American snare drum, about 1780

The snare drum corresponds to a double-headed frame drum . Since it originally comes from the long drums of military music, it is not counted among the frame drums. The military drums were influenced by the instruments of the Turkish Janissary Music (Arabic generally Tabl ). The snare drum can also be traced back to the medieval tabor , which was usually played with a flute .

From around the middle of the 19th century, the snare drum was also increasingly used in orchestral music. The snare drum was integrated into the first combined drums through the marching bands , which also came from military music and from which the first jazz bands emerged.

Today the snare drum is also used as a solo instrument. Well-known composers are u. a.


The snare drum belongs to a marching band that a drum major is advancing. In military music , marching bands and drum corps , the snare drum is played standing or marching. It is still common to carry the drum with the help of a bracket on the left in front of the hip; newer straps make it possible to do without this bracket.

In the drum set the snare is the heart and is played sitting in a central position between the knees.

Playing technique

Simple rhythms are just as easy to learn on the small drum as they are on Orff instruments , which is why the instrument is in principle also suitable for smaller children. Due to the high volume, however, it is advisable to use hearing protection .

Even older children, adolescents and adults can - provided they have a reasonably good sense of rhythm - quickly achieve success on the small drum and accompany pieces of music without lengthy lessons with a little practice. For (semi-) professional playing in groups or orchestras, like any other instrument, appropriate training is required.

Different attack techniques enable special effects. If the skin is struck with the tip of the stick and the tension ring is struck with the stick shaft , this is called a rim shot , it is mostly loud and cracking and mostly sounds metallic. Hitting the hoop with the stick on the skin is called a side stick or rim click , e.g. T. also cross stick .

Snare played with a broom

The choice of drumsticks, especially their head shape, also influences the sound . In general, the smaller the head, the sharper and shorter the sound. Especially in the orchestral music are drumsticks used with very small heads. Heavy sticks with large heads are very popular in music genres such as rock, samba or marching music; they allow a very loud game. The use of brooms (brushes) in jazz allows a softer, no less expressive game, whereby the brooms are wiped in circles or lines over the skin or played like drum sticks. For this purpose, a roughly coated batter head made of plastic or a natural skin made of animal skin is used, which is very sensitive to fluctuations in humidity.

Viennese peculiarities (classic)

In the classical Viennese orchestras the design differs. While plastic fur is standard on the small drum, Viennese orchestras often use goatskin , which is stretched onto a skin-wrapping hoop.
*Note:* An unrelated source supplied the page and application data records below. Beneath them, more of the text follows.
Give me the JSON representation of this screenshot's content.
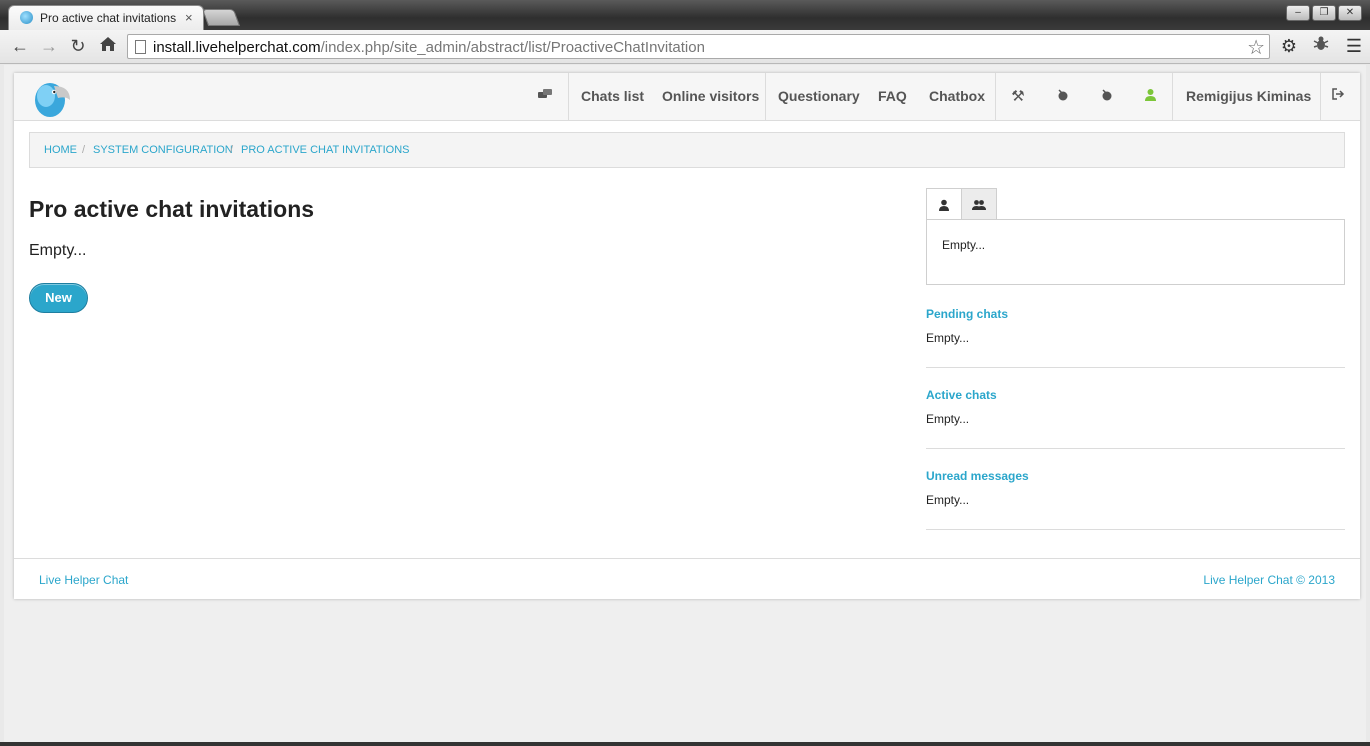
{
  "browser": {
    "tab_title": "Pro active chat invitations",
    "tab_close": "×",
    "url_host": "install.livehelperchat.com",
    "url_path": "/index.php/site_admin/abstract/list/ProactiveChatInvitation",
    "back_icon": "back-arrow-icon",
    "forward_icon": "forward-arrow-icon",
    "reload_icon": "reload-icon",
    "home_icon": "home-icon",
    "star_icon": "star-icon",
    "settings_icon": "gear-icon",
    "extension_icon": "bug-icon",
    "menu_icon": "menu-icon"
  },
  "nav": {
    "chats_icon": "chat-bubbles-icon",
    "chats_list": "Chats list",
    "online_visitors": "Online visitors",
    "questionary": "Questionary",
    "faq": "FAQ",
    "chatbox": "Chatbox",
    "user_name": "Remigijus Kiminas",
    "user_status_color": "#7cc639"
  },
  "breadcrumb": {
    "home": "Home",
    "system_configuration": "System configuration",
    "current": "Pro active chat invitations",
    "separator": "/"
  },
  "main": {
    "title": "Pro active chat invitations",
    "empty_text": "Empty...",
    "new_button": "New"
  },
  "sidebar": {
    "tab_panel_text": "Empty...",
    "pending_title": "Pending chats",
    "pending_text": "Empty...",
    "active_title": "Active chats",
    "active_text": "Empty...",
    "unread_title": "Unread messages",
    "unread_text": "Empty..."
  },
  "footer": {
    "left": "Live Helper Chat",
    "right": "Live Helper Chat © 2013"
  },
  "colors": {
    "accent": "#2ba6cb"
  }
}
The vibration properties are not tuned to one pitch like the Viennese timpani, but to softer noise components. What is striking is the often special arrangement of the small drum, which is placed at a slight angle on a wooden armchair or wooden frame. This should give the drum a free and sustaining sound , which should not only be radiated from the lower membrane to the floor. The Wiener Schlagwerkschule attaches great importance to the doctrine: "The snare drum should sound free, and not just be struck." (Richard Hochrainer)
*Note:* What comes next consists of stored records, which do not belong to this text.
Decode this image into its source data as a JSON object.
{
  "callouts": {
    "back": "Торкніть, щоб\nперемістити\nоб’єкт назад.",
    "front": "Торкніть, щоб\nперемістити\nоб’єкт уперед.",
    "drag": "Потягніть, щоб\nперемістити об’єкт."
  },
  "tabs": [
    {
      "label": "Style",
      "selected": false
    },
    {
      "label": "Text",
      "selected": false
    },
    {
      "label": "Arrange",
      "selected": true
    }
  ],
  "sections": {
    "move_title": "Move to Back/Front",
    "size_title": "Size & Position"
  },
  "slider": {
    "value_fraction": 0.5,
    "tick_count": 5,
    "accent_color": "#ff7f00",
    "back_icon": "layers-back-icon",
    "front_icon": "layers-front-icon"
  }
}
The film Drumline covers playing the drums and the snare.

See also


  • Guy Gregoire Gauthreaux II: Orchestral Snare Drum Performance: An Historical Study. (Dissertation) Louisiana State University, 1989.
  • Wieland Ziegenrücker: General music theory with questions and tasks for self-control. German Publishing House for Music, Leipzig 1977; Paperback edition: Wilhelm Goldmann Verlag, and Musikverlag B. Schott's Sons, Mainz 1979, ISBN 3-442-33003-3 , p. 178 f.
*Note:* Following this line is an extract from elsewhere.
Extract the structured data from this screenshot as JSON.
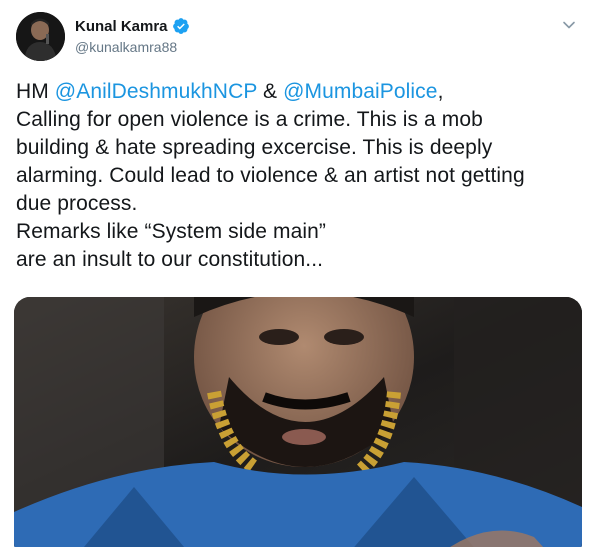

Individual evidence

  1. Wieland Ziegenrücker: General music theory with questions and tasks for self-control. 1979, p. 178.